Exercise goal: Go through the listing below. Copy each line that has the string "content".

Records for the exercise:
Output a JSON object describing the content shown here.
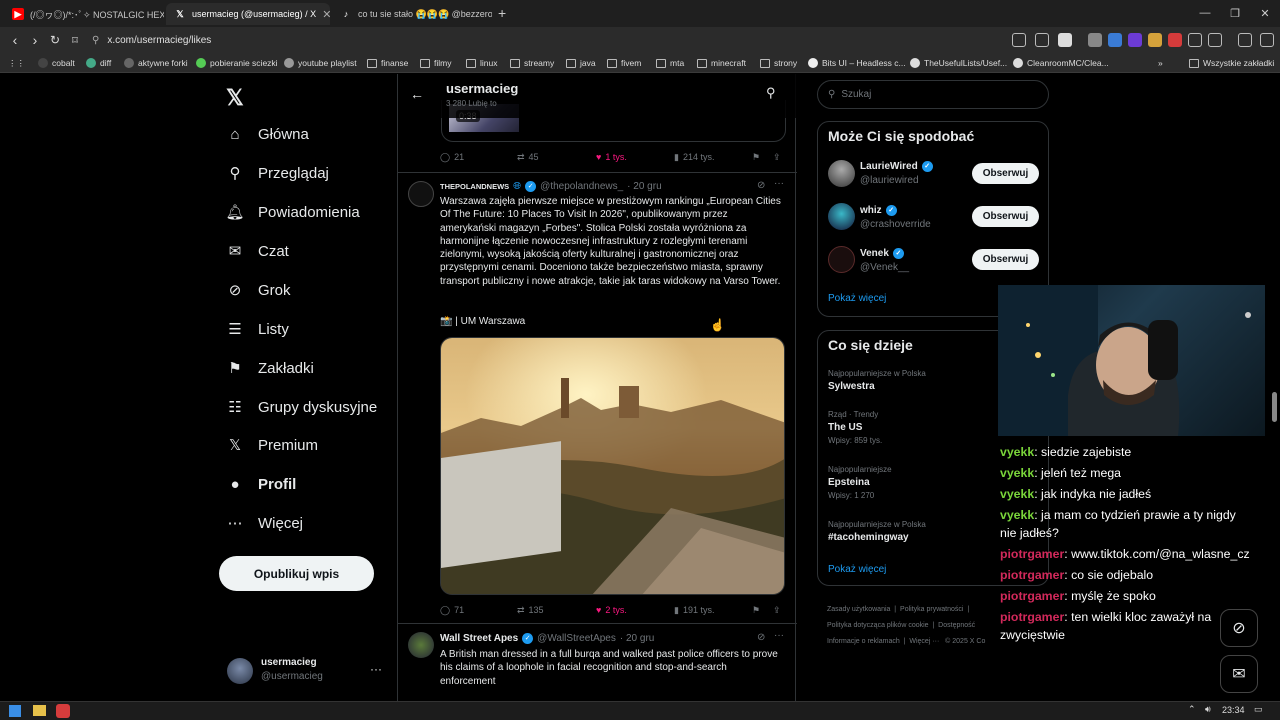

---

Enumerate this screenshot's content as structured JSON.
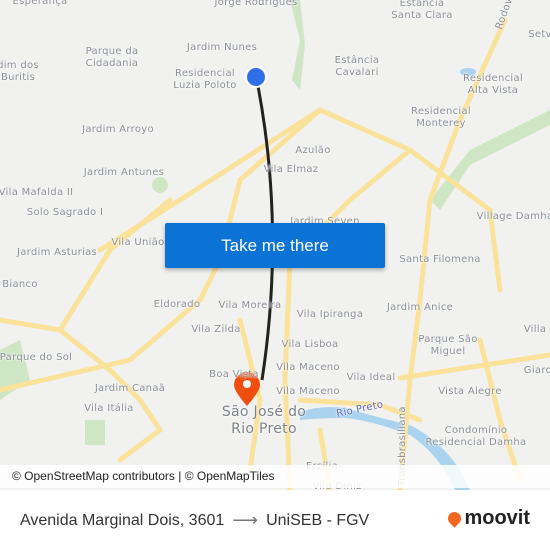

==

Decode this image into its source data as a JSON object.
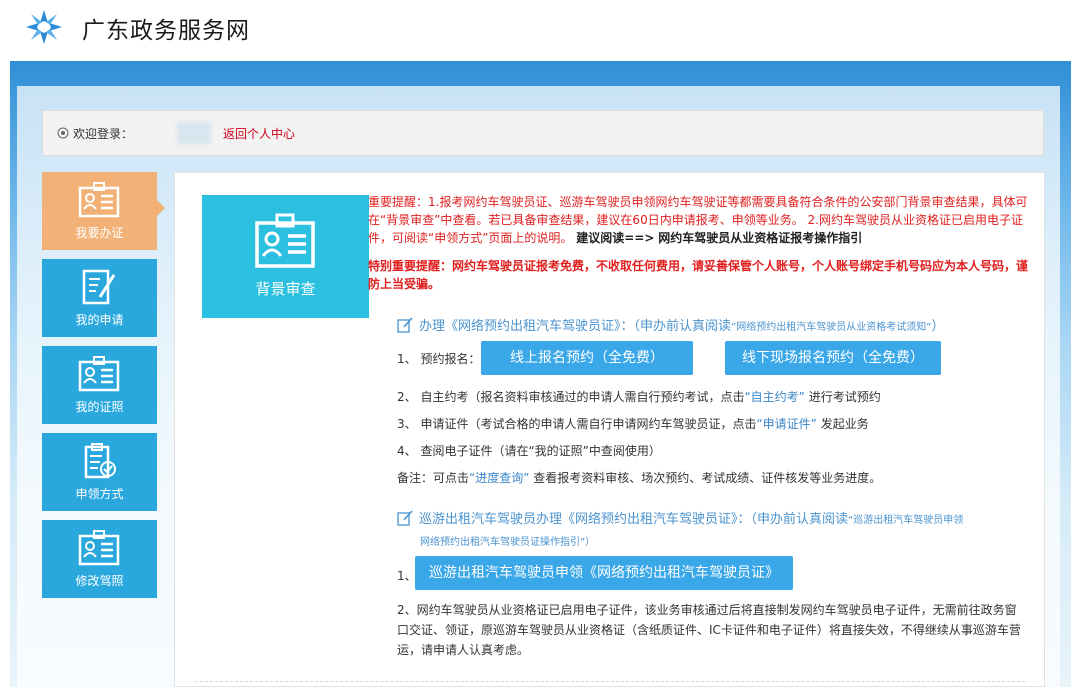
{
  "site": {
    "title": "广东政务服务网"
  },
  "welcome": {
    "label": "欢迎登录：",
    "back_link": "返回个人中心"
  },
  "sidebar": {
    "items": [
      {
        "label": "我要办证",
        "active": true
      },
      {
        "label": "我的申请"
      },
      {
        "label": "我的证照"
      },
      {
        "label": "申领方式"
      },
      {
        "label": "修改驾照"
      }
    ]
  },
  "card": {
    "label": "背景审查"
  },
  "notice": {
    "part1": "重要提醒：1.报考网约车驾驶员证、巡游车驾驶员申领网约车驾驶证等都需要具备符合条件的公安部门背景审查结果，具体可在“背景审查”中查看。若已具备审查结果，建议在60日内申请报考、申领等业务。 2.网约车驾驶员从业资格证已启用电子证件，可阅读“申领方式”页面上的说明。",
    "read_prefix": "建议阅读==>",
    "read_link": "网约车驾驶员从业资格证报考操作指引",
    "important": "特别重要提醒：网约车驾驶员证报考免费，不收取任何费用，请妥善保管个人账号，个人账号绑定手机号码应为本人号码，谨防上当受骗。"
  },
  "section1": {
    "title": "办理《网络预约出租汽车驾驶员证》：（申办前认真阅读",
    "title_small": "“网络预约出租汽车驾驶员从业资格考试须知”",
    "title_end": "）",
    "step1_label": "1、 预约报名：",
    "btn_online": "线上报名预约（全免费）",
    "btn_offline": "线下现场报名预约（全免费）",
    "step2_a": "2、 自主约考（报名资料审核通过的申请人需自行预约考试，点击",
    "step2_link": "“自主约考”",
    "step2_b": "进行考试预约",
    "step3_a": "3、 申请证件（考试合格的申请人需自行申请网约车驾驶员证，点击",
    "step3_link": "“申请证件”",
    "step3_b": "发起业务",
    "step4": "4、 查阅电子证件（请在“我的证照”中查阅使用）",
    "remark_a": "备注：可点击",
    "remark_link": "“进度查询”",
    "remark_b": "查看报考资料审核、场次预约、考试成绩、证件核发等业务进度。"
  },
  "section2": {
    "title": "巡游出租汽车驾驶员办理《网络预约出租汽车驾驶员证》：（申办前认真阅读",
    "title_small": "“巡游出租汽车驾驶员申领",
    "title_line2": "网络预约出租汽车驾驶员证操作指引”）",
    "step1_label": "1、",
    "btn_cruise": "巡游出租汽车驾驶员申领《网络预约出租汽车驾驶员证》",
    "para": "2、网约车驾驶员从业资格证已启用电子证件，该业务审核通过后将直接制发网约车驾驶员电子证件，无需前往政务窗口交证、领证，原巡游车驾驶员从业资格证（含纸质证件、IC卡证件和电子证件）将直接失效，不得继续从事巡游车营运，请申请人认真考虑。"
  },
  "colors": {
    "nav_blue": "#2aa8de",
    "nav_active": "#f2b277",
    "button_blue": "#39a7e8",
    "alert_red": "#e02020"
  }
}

Solution for this task:
Output a JSON object describing the content shown here.
Enumerate this screenshot's content as structured JSON.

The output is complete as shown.